Wednesday 14 October 2009

Unemployment no worse for now.

Unemployment was not as bad as feared at 2.47 million {7.9%) and youth unemployment remained below 1 million. Reported in the news as good news by Yvette Cooper, as it shows economic growth, it still means 88,000 extra claimants in the last 3 months.
The forecast was only for 2.5 million so its still pretty bad.

But visiting many ,many shopping centres and high streets I was very surprised to note that maybe 40% of stores and food outlets had vacancy signs on them. A mix of full and part-time jobs.
This sudden retail optimism for Christmas must have helped hold down the unemployment figures and will continue to do so until mid January.

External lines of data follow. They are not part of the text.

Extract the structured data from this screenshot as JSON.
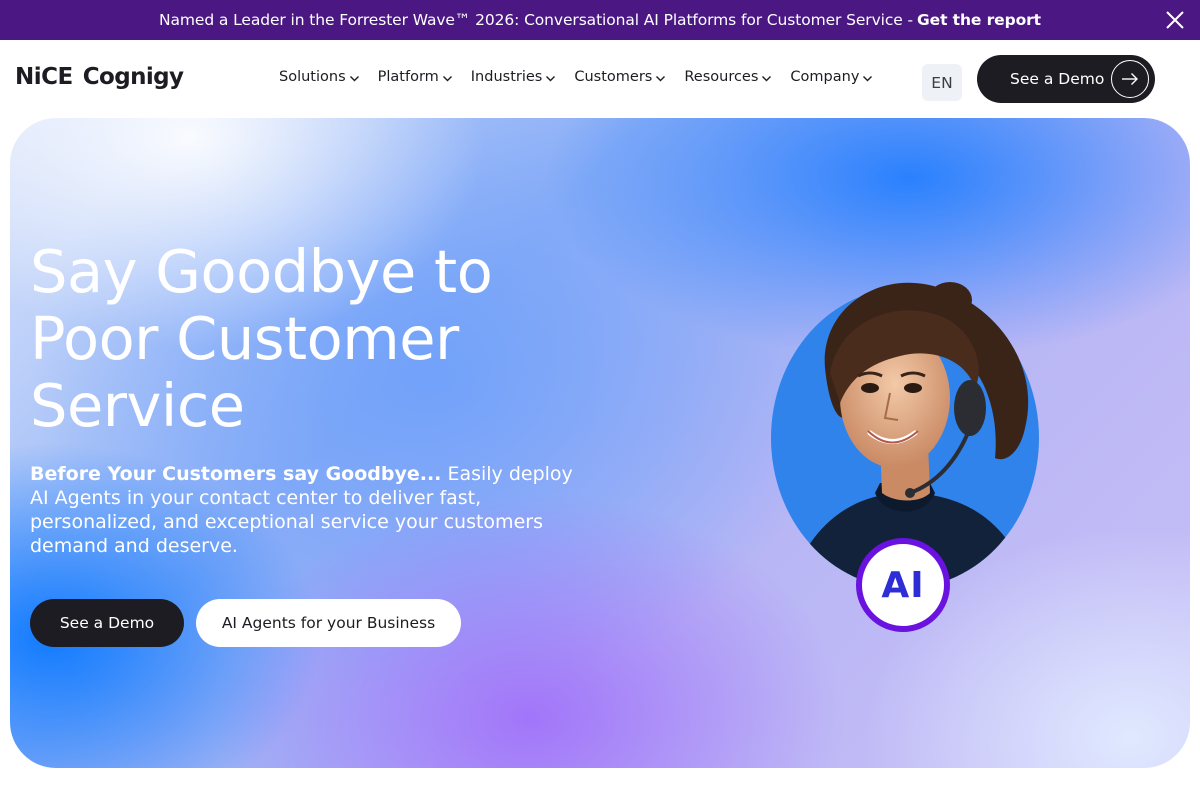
{
  "announcement": {
    "text": "Named a Leader in the Forrester Wave™ 2026: Conversational AI Platforms for Customer Service -",
    "cta": "Get the report",
    "close_icon": "close-icon",
    "background": "#4a1783"
  },
  "header": {
    "logo": {
      "brand": "NiCE",
      "product": "Cognigy"
    },
    "nav": [
      {
        "label": "Solutions",
        "icon": "chevron-down-icon"
      },
      {
        "label": "Platform",
        "icon": "chevron-down-icon"
      },
      {
        "label": "Industries",
        "icon": "chevron-down-icon"
      },
      {
        "label": "Customers",
        "icon": "chevron-down-icon"
      },
      {
        "label": "Resources",
        "icon": "chevron-down-icon"
      },
      {
        "label": "Company",
        "icon": "chevron-down-icon"
      }
    ],
    "language": "EN",
    "demo_button": {
      "label": "See a Demo",
      "icon": "arrow-right-icon"
    }
  },
  "hero": {
    "title": "Say Goodbye to Poor Customer Service",
    "subtitle_lead": "Before Your Customers say Goodbye...",
    "subtitle_rest": " Easily deploy AI Agents in your contact center to deliver fast, personalized, and exceptional service your customers demand and deserve.",
    "primary_button": "See a Demo",
    "secondary_button": "AI Agents for your Business",
    "badge": "AI"
  },
  "colors": {
    "dark": "#1d1c22",
    "accent_purple": "#6a12e0",
    "badge_text": "#2f2dd6"
  }
}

Once the busy trading period is over, the end of the VAT cut admin/ticketing nightmare is out of the way and the incredible rise in business rates that are due to fall in april, as is the increased cost of employment with a rise in N.I. contributions, expect a very high % rise in unemployment figures, even against the seasonal norm.
Only a very good final quarter trading can prevent that, and that means real profits instead of the reports of boom sales against soft trading 2008 figures that will dominate the media at Christmas.

As Alan Tomlinson of the insolvency practitioners Tomlinsons said the worst was not over.

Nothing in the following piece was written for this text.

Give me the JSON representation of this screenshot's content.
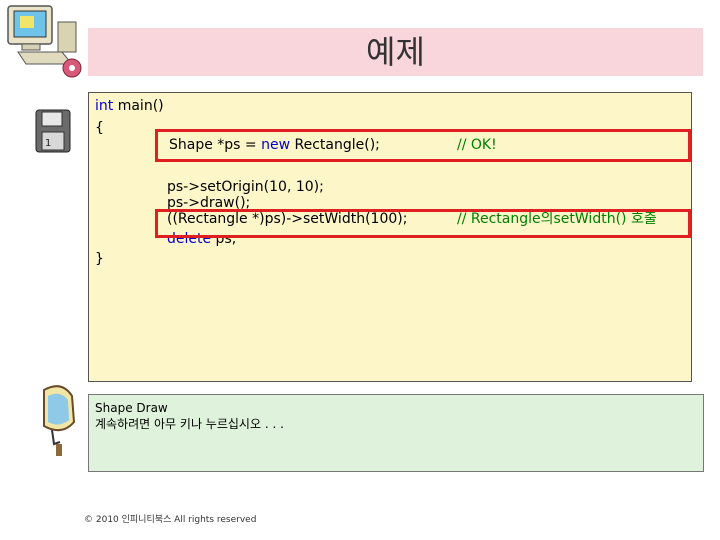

"Unemployment will continue to rise as long as businesses continue to struggle, and a significant number of businesses, small and medium enterprises in particular, are still fighting to survive," he said.

"Turnover is depressed, cash flow is uncertain and margins are squeezed and so in order to stay afloat companies are having to make economies, the first of which, unfortunately, is to reduce head count."

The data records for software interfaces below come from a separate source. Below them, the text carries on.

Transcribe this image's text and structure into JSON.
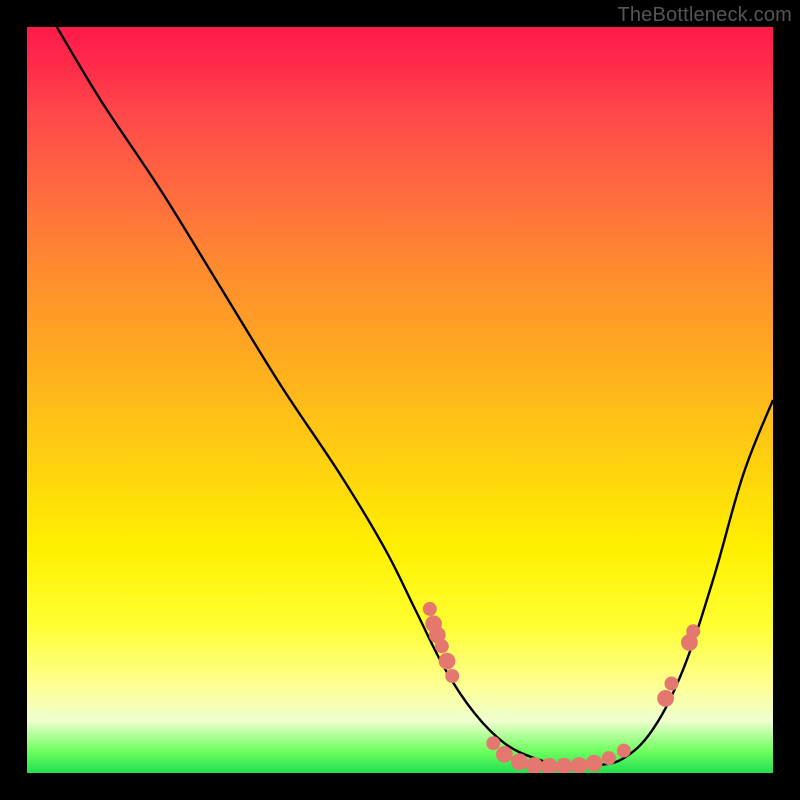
{
  "watermark": "TheBottleneck.com",
  "chart_data": {
    "type": "line",
    "title": "",
    "xlabel": "",
    "ylabel": "",
    "xlim": [
      0,
      100
    ],
    "ylim": [
      0,
      100
    ],
    "series": [
      {
        "name": "curve",
        "x": [
          4,
          10,
          18,
          26,
          34,
          42,
          48,
          52,
          56,
          60,
          64,
          68,
          72,
          76,
          80,
          84,
          88,
          92,
          96,
          100
        ],
        "y": [
          100,
          90,
          78,
          65,
          52,
          40,
          30,
          22,
          14,
          8,
          4,
          2,
          1,
          1,
          2,
          6,
          14,
          26,
          40,
          50
        ]
      }
    ],
    "markers": [
      {
        "name": "dot",
        "x": 54.0,
        "y": 22.0,
        "r": 1.0
      },
      {
        "name": "dot",
        "x": 54.5,
        "y": 20.0,
        "r": 1.2
      },
      {
        "name": "dot",
        "x": 55.0,
        "y": 18.5,
        "r": 1.2
      },
      {
        "name": "dot",
        "x": 55.6,
        "y": 17.0,
        "r": 1.0
      },
      {
        "name": "dot",
        "x": 56.3,
        "y": 15.0,
        "r": 1.2
      },
      {
        "name": "dot",
        "x": 57.0,
        "y": 13.0,
        "r": 1.0
      },
      {
        "name": "dot",
        "x": 62.5,
        "y": 4.0,
        "r": 1.0
      },
      {
        "name": "dot",
        "x": 64.0,
        "y": 2.5,
        "r": 1.2
      },
      {
        "name": "dot",
        "x": 66.0,
        "y": 1.5,
        "r": 1.2
      },
      {
        "name": "dot",
        "x": 68.0,
        "y": 1.0,
        "r": 1.2
      },
      {
        "name": "dot",
        "x": 70.0,
        "y": 0.9,
        "r": 1.2
      },
      {
        "name": "dot",
        "x": 72.0,
        "y": 0.9,
        "r": 1.2
      },
      {
        "name": "dot",
        "x": 74.0,
        "y": 1.0,
        "r": 1.2
      },
      {
        "name": "dot",
        "x": 76.0,
        "y": 1.3,
        "r": 1.2
      },
      {
        "name": "dot",
        "x": 78.0,
        "y": 2.0,
        "r": 1.0
      },
      {
        "name": "dot",
        "x": 80.0,
        "y": 3.0,
        "r": 1.0
      },
      {
        "name": "dot",
        "x": 85.6,
        "y": 10.0,
        "r": 1.2
      },
      {
        "name": "dot",
        "x": 86.4,
        "y": 12.0,
        "r": 1.0
      },
      {
        "name": "dot",
        "x": 88.8,
        "y": 17.5,
        "r": 1.2
      },
      {
        "name": "dot",
        "x": 89.3,
        "y": 19.0,
        "r": 1.0
      }
    ],
    "marker_color": "#e4786e",
    "curve_color": "#000000"
  }
}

We shall see.


Elby the Beserk said...


The figures hide this, though

James Higham said...

Bill, all that means is that the growth in it has slowed. It's still growing though.

Philipa said...

Well the pound is down against the Euro and the dollar so that's supposed to be good for exports. Can't see that is going to benefit us much if the balance of export/import is tilted towards import. And it must be. We import cheap clothes and manufacturing largely assembles now doesn't it? How much of manufacturing is created from scratch here? Not much, if anything. Even farming is having a hard time.

I don't see how the Tories plan or getting people back to work will succeed if:

a) there are no jobs as Alan Tomlinson pointed out.

b) EU regulation strangles business and the city.

Armpit2004 said...

Just what is "The Economy"?
I think it is, as are most things, a figment of some poor fevered imagination.
Basically we have wealth creators, and those who life off their backs. What is this economy thing?

Anonymous said...

I think you are right about the retail sector and part time jobs hiding unemployment at the moment. As far as I can see the idea of a 'recovery' is based on a return to cheap and easy credit... isn't that what started all this in the first place? Also - a high percentage of the population is uncreditworthy having never paid the old loans or being unemployed etc.

Bill Quango MP said...

Part time everywhere Elby. That's part of what the looming postal strike is about. Full time work but on part- time contracts.

JH: A long while back we made a joke that mandy would say "Things are really looking up now" and if questioned on this he would say "well things are getting worse a lot less quickly than before."
Little did we think this would become a standard answer.

Philipa: Happy birthday!
The hole in the finances has to be filled. Those of us who remember the Thatcher years will remember what happens. Everyone suffers. Business has to pay more to support those without jobs, that creates less jobs, that means more taxes to support the unemployed that --- etc.

Armpit2004: The economy is the measure of the number of wealth creators and the number of others lying on their backs.
At the moment the measure is heavily weighted towards the latter.

Welcome back!
Digby Jones said today that the recession is over. Many people think this. Not that that means we are going to return to real growth anytime soon. See response to JH above.